The people in Washington D.C. – one of the hotbeds in the United States for failed gun control measures – were recently given an exciting victory for their Second Amendment rights. In July, a federal appellate court struck down a law known as the “good reason” law which made it incredibly difficult for anyone living in D.C. to acquire a concealed carry permit.
Under the “good reason” law, citizens of Washington D.C. had to demonstrate that they had a “good reason” for needing a concealed carry permit, such as carrying around large amounts of cash or being a public figure that may make them a target of violence.
For the average person wanting to protect themselves and their family against threats they may face regardless of how much cash they carry or how famous they are, concealed carry permits could not be acquired. In fact, one estimate showed that the D.C.’s Metropolitan Police Department (MPD) denied upwards of 80% of concealed carry application in D.C.
In July of this year, though, The U.S. Court of Appeals for the D.C. Circuit ruled that this law was in violation of the Second Amendment, saying ““The individual right to carry common firearms beyond the home for self-defense—even in densely populated areas, even for those lacking special self-defense needs—falls within the core of the Second Amendment’s protections.” The “good reason” law completely prohibited most residents from exercising this right at all, and unique status or not, Second Amendment protections “don’t give out inside the Beltway.”
After the District unsuccessfully applied for a rehearing of the case in October, D.C. began issuing concealed carry permits without the shackle of the “good reason” law – and it seems as if citizens in D.C. are taking full advantage of their newfound rights. Last year, over a three month period of September, October, and November, there were only three National Instant Criminal Background Check System (NICS) checks done in relation to permits in D.C.. Now, though, in October of this year alone, there have been 145.
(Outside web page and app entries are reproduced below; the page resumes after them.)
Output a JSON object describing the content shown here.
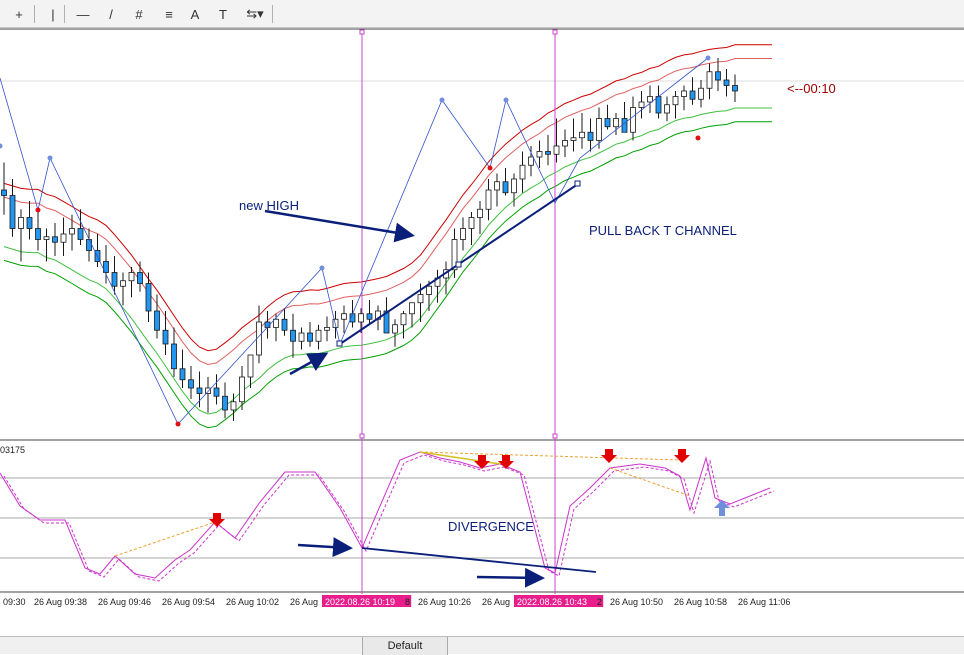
{
  "toolbar": {
    "buttons": [
      {
        "name": "crosshair-icon",
        "glyph": "+"
      },
      {
        "name": "vertical-line-icon",
        "glyph": "|"
      },
      {
        "name": "horizontal-line-icon",
        "glyph": "—"
      },
      {
        "name": "trendline-icon",
        "glyph": "/"
      },
      {
        "name": "fibonacci-expansion-icon",
        "glyph": "#"
      },
      {
        "name": "fibonacci-fan-icon",
        "glyph": "≡"
      },
      {
        "name": "text-icon",
        "glyph": "A"
      },
      {
        "name": "text-label-icon",
        "glyph": "T"
      },
      {
        "name": "arrows-dropdown-icon",
        "glyph": "⇆▾"
      }
    ]
  },
  "tabs": {
    "default_label": "Default"
  },
  "colors": {
    "candle_up_fill": "#ffffff",
    "candle_down_fill": "#2196f3",
    "candle_outline": "#1a1a1a",
    "outer_band": "#cc0000",
    "inner_band": "#e06060",
    "lower_band_outer": "#00a000",
    "lower_band_inner": "#40c040",
    "separator_lines": "#cc44cc",
    "annotation": "#0a1f7a",
    "highlight": "#e91e8c",
    "oscillator": "#cc33cc",
    "divergence_line": "#f0a030",
    "sell_arrow": "#e00000",
    "buy_arrow": "#6f8fdc",
    "countdown": "#a00000"
  },
  "chart_data": {
    "type": "candlestick",
    "price_panel": {
      "countdown_label": "<--00:10",
      "annotations": [
        "new HIGH",
        "PULL BACK T CHANNEL"
      ]
    },
    "oscillator_panel": {
      "value_label": "03175",
      "annotation": "DIVERGENCE"
    },
    "x_axis_labels": [
      "09:30",
      "26 Aug 09:38",
      "26 Aug 09:46",
      "26 Aug 09:54",
      "26 Aug 10:02",
      "26 Aug",
      "2022.08.26 10:19",
      "8",
      "26 Aug 10:26",
      "26 Aug",
      "2022.08.26 10:43",
      "2",
      "26 Aug 10:50",
      "26 Aug 10:58",
      "26 Aug 11:06"
    ],
    "highlighted_times": [
      "2022.08.26 10:19",
      "2022.08.26 10:43"
    ],
    "candles": [
      {
        "o": 56,
        "h": 46,
        "l": 65,
        "c": 58
      },
      {
        "o": 58,
        "h": 52,
        "l": 73,
        "c": 70
      },
      {
        "o": 70,
        "h": 63,
        "l": 82,
        "c": 66
      },
      {
        "o": 66,
        "h": 60,
        "l": 74,
        "c": 70
      },
      {
        "o": 70,
        "h": 64,
        "l": 78,
        "c": 74
      },
      {
        "o": 74,
        "h": 70,
        "l": 82,
        "c": 73
      },
      {
        "o": 73,
        "h": 68,
        "l": 80,
        "c": 75
      },
      {
        "o": 75,
        "h": 66,
        "l": 80,
        "c": 72
      },
      {
        "o": 72,
        "h": 65,
        "l": 78,
        "c": 70
      },
      {
        "o": 70,
        "h": 63,
        "l": 76,
        "c": 74
      },
      {
        "o": 74,
        "h": 70,
        "l": 82,
        "c": 78
      },
      {
        "o": 78,
        "h": 72,
        "l": 84,
        "c": 82
      },
      {
        "o": 82,
        "h": 76,
        "l": 90,
        "c": 86
      },
      {
        "o": 86,
        "h": 80,
        "l": 94,
        "c": 91
      },
      {
        "o": 91,
        "h": 86,
        "l": 98,
        "c": 89
      },
      {
        "o": 89,
        "h": 84,
        "l": 95,
        "c": 86
      },
      {
        "o": 86,
        "h": 82,
        "l": 93,
        "c": 90
      },
      {
        "o": 90,
        "h": 86,
        "l": 104,
        "c": 100
      },
      {
        "o": 100,
        "h": 94,
        "l": 110,
        "c": 107
      },
      {
        "o": 107,
        "h": 100,
        "l": 116,
        "c": 112
      },
      {
        "o": 112,
        "h": 106,
        "l": 124,
        "c": 121
      },
      {
        "o": 121,
        "h": 114,
        "l": 128,
        "c": 125
      },
      {
        "o": 125,
        "h": 120,
        "l": 132,
        "c": 128
      },
      {
        "o": 128,
        "h": 122,
        "l": 135,
        "c": 130
      },
      {
        "o": 130,
        "h": 124,
        "l": 137,
        "c": 128
      },
      {
        "o": 128,
        "h": 123,
        "l": 134,
        "c": 131
      },
      {
        "o": 131,
        "h": 126,
        "l": 139,
        "c": 136
      },
      {
        "o": 136,
        "h": 130,
        "l": 140,
        "c": 133
      },
      {
        "o": 133,
        "h": 120,
        "l": 136,
        "c": 124
      },
      {
        "o": 124,
        "h": 118,
        "l": 128,
        "c": 116
      },
      {
        "o": 116,
        "h": 98,
        "l": 119,
        "c": 104
      },
      {
        "o": 104,
        "h": 100,
        "l": 110,
        "c": 106
      },
      {
        "o": 106,
        "h": 101,
        "l": 111,
        "c": 103
      },
      {
        "o": 103,
        "h": 99,
        "l": 109,
        "c": 107
      },
      {
        "o": 107,
        "h": 101,
        "l": 117,
        "c": 111
      },
      {
        "o": 111,
        "h": 106,
        "l": 114,
        "c": 108
      },
      {
        "o": 108,
        "h": 104,
        "l": 113,
        "c": 111
      },
      {
        "o": 111,
        "h": 105,
        "l": 114,
        "c": 107
      },
      {
        "o": 107,
        "h": 102,
        "l": 111,
        "c": 106
      },
      {
        "o": 106,
        "h": 100,
        "l": 110,
        "c": 103
      },
      {
        "o": 103,
        "h": 98,
        "l": 108,
        "c": 101
      },
      {
        "o": 101,
        "h": 96,
        "l": 106,
        "c": 104
      },
      {
        "o": 104,
        "h": 99,
        "l": 108,
        "c": 101
      },
      {
        "o": 101,
        "h": 96,
        "l": 105,
        "c": 103
      },
      {
        "o": 103,
        "h": 98,
        "l": 107,
        "c": 100
      },
      {
        "o": 100,
        "h": 95,
        "l": 105,
        "c": 108
      },
      {
        "o": 108,
        "h": 103,
        "l": 113,
        "c": 105
      },
      {
        "o": 105,
        "h": 100,
        "l": 110,
        "c": 101
      },
      {
        "o": 101,
        "h": 97,
        "l": 106,
        "c": 97
      },
      {
        "o": 97,
        "h": 90,
        "l": 104,
        "c": 94
      },
      {
        "o": 94,
        "h": 89,
        "l": 100,
        "c": 91
      },
      {
        "o": 91,
        "h": 85,
        "l": 97,
        "c": 88
      },
      {
        "o": 88,
        "h": 82,
        "l": 94,
        "c": 85
      },
      {
        "o": 85,
        "h": 70,
        "l": 88,
        "c": 74
      },
      {
        "o": 74,
        "h": 66,
        "l": 78,
        "c": 70
      },
      {
        "o": 70,
        "h": 64,
        "l": 76,
        "c": 66
      },
      {
        "o": 66,
        "h": 60,
        "l": 72,
        "c": 63
      },
      {
        "o": 63,
        "h": 52,
        "l": 67,
        "c": 56
      },
      {
        "o": 56,
        "h": 50,
        "l": 62,
        "c": 53
      },
      {
        "o": 53,
        "h": 48,
        "l": 58,
        "c": 57
      },
      {
        "o": 57,
        "h": 50,
        "l": 62,
        "c": 52
      },
      {
        "o": 52,
        "h": 42,
        "l": 57,
        "c": 47
      },
      {
        "o": 47,
        "h": 40,
        "l": 51,
        "c": 44
      },
      {
        "o": 44,
        "h": 38,
        "l": 48,
        "c": 42
      },
      {
        "o": 42,
        "h": 36,
        "l": 47,
        "c": 43
      },
      {
        "o": 43,
        "h": 30,
        "l": 46,
        "c": 40
      },
      {
        "o": 40,
        "h": 34,
        "l": 44,
        "c": 38
      },
      {
        "o": 38,
        "h": 30,
        "l": 42,
        "c": 37
      },
      {
        "o": 37,
        "h": 28,
        "l": 41,
        "c": 35
      },
      {
        "o": 35,
        "h": 30,
        "l": 42,
        "c": 38
      },
      {
        "o": 38,
        "h": 26,
        "l": 41,
        "c": 30
      },
      {
        "o": 30,
        "h": 25,
        "l": 34,
        "c": 33
      },
      {
        "o": 33,
        "h": 28,
        "l": 36,
        "c": 30
      },
      {
        "o": 30,
        "h": 24,
        "l": 35,
        "c": 35
      },
      {
        "o": 35,
        "h": 22,
        "l": 38,
        "c": 26
      },
      {
        "o": 26,
        "h": 20,
        "l": 30,
        "c": 24
      },
      {
        "o": 24,
        "h": 18,
        "l": 28,
        "c": 22
      },
      {
        "o": 22,
        "h": 18,
        "l": 30,
        "c": 28
      },
      {
        "o": 28,
        "h": 22,
        "l": 31,
        "c": 25
      },
      {
        "o": 25,
        "h": 20,
        "l": 30,
        "c": 22
      },
      {
        "o": 22,
        "h": 18,
        "l": 27,
        "c": 20
      },
      {
        "o": 20,
        "h": 15,
        "l": 25,
        "c": 23
      },
      {
        "o": 23,
        "h": 16,
        "l": 26,
        "c": 19
      },
      {
        "o": 19,
        "h": 10,
        "l": 23,
        "c": 13
      },
      {
        "o": 13,
        "h": 8,
        "l": 20,
        "c": 16
      },
      {
        "o": 16,
        "h": 12,
        "l": 22,
        "c": 18
      },
      {
        "o": 18,
        "h": 14,
        "l": 24,
        "c": 20
      }
    ]
  }
}
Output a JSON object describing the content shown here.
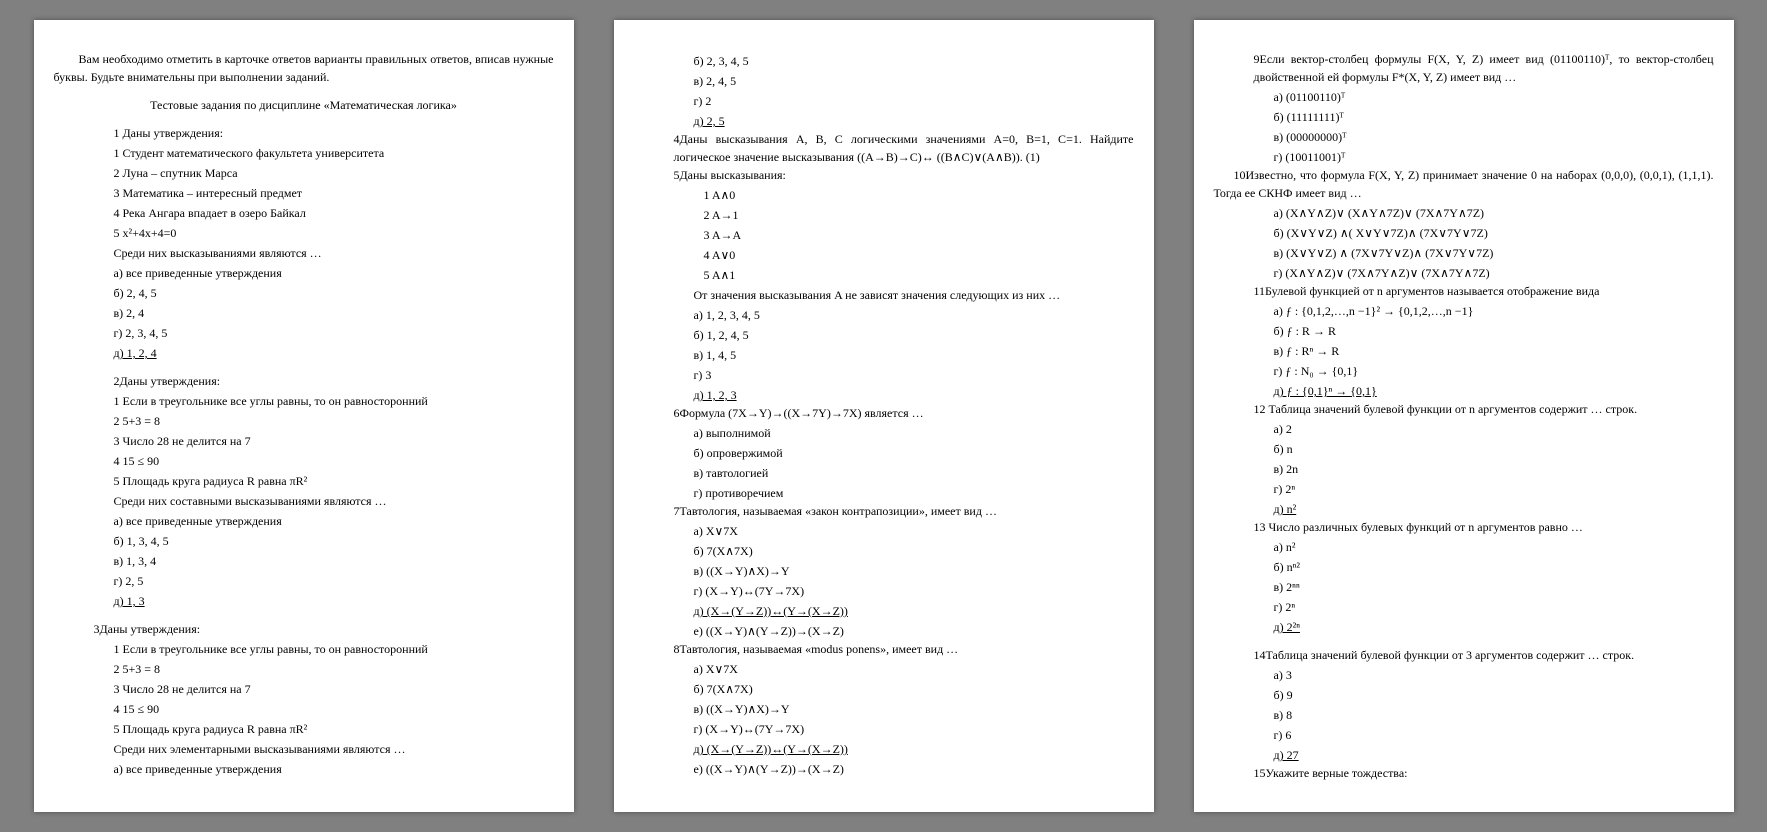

While this change in the law and the surge in armed citizens that followed it is certainly a victory for citizens living in Washington D.C., there is still a lot of work to be done. In spite of the “good reason” law being struck down, there are still plenty of regulations that discourage people in D.C. from obtaining a concealed carry permit. Applicants are required to have at least 16 hours of training from an MPD-certified firearms training instructor, at least two hours of range training, and must pay a $75 fee (or a $110 fee if the applicant’s fingerprints are not on file with the MPD).
Even the MPD’s tipsheet on crime prevention and personal safety seems to be at odds with concealed carry permit holders, saying ““[n]ever carry a firearm, knife, or other illegal weapon. A weapon will definitely escalate the situation, and it could ultimately be used to harm innocent people or yourself.”
Nevertheless, the U.S. Court of Appeals for the D.C. Circuit striking down the “good reason” law is certainly a huge step in the right direction for Second Amendment rights in D.C. – and the District is no doubt a safer place for it. In their argument in favor of the “good reason” law, the District argued that having armed citizens in D.C. would make the District less safe due to the unique number of high profile locations and individuals in the area. Yet crime committed by concealed carry permit holders across the country is all but nonexistent, rendering this argument entirely invalid.
If there’s anything we’ve learned over the course of seeing one criminal after another stopped by an armed, law-abiding citizen, it’s that the only answer for bad guys with guns is good guys with guns. Now, citizens in Washington D.C. can rest a little easier knowing that they are able to defend themselves and the ones they care about most without the government denying them that right by telling them their concerns are not valid enough.
~ American Gun News